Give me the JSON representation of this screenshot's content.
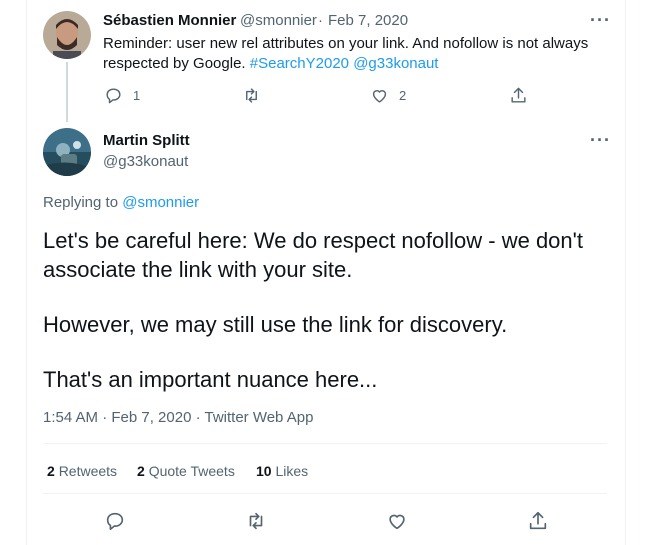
{
  "parent_tweet": {
    "author_name": "Sébastien Monnier",
    "handle": "@smonnier",
    "separator": "·",
    "date": "Feb 7, 2020",
    "text_plain": "Reminder: user new rel attributes on your link. And nofollow is not always respected by Google.",
    "hashtag": "#SearchY2020",
    "mention": "@g33konaut",
    "reply_count": "1",
    "like_count": "2",
    "more_label": "···"
  },
  "main_tweet": {
    "author_name": "Martin Splitt",
    "handle": "@g33konaut",
    "replying_prefix": "Replying to",
    "replying_to": "@smonnier",
    "paragraphs": [
      "Let's be careful here: We do respect nofollow - we don't associate the link with your site.",
      "However, we may still use the link for discovery.",
      "That's an important nuance here..."
    ],
    "meta": "1:54 AM · Feb 7, 2020 · Twitter Web App",
    "more_label": "···"
  },
  "stats": {
    "retweets_count": "2",
    "retweets_label": "Retweets",
    "quotes_count": "2",
    "quotes_label": "Quote Tweets",
    "likes_count": "10",
    "likes_label": "Likes"
  },
  "icons": {
    "reply": "reply-icon",
    "retweet": "retweet-icon",
    "like": "heart-icon",
    "share": "share-icon",
    "more": "more-icon"
  },
  "colors": {
    "link": "#1d9bf0",
    "text": "#0f1419",
    "muted": "#536471",
    "divider": "#eff3f4"
  }
}
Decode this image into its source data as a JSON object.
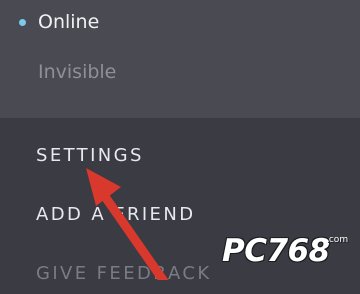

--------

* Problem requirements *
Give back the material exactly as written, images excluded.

* Task response *
Give me the JSON representation of this screenshot's content.
{
  "parent_tweet": {
    "author_name": "Sébastien Monnier",
    "handle": "@smonnier",
    "separator": "·",
    "date": "Feb 7, 2020",
    "text_plain": "Reminder: user new rel attributes on your link. And nofollow is not always respected by Google.",
    "hashtag": "#SearchY2020",
    "mention": "@g33konaut",
    "reply_count": "1",
    "like_count": "2",
    "more_label": "···"
  },
  "main_tweet": {
    "author_name": "Martin Splitt",
    "handle": "@g33konaut",
    "replying_prefix": "Replying to",
    "replying_to": "@smonnier",
    "paragraphs": [
      "Let's be careful here: We do respect nofollow - we don't associate the link with your site.",
      "However, we may still use the link for discovery.",
      "That's an important nuance here..."
    ],
    "meta": "1:54 AM · Feb 7, 2020 · Twitter Web App",
    "more_label": "···"
  },
  "stats": {
    "retweets_count": "2",
    "retweets_label": "Retweets",
    "quotes_count": "2",
    "quotes_label": "Quote Tweets",
    "likes_count": "10",
    "likes_label": "Likes"
  },
  "icons": {
    "reply": "reply-icon",
    "retweet": "retweet-icon",
    "like": "heart-icon",
    "share": "share-icon",
    "more": "more-icon"
  },
  "colors": {
    "link": "#1d9bf0",
    "text": "#0f1419",
    "muted": "#536471",
    "divider": "#eff3f4"
  }
}
Decode this image into its source data as a JSON object.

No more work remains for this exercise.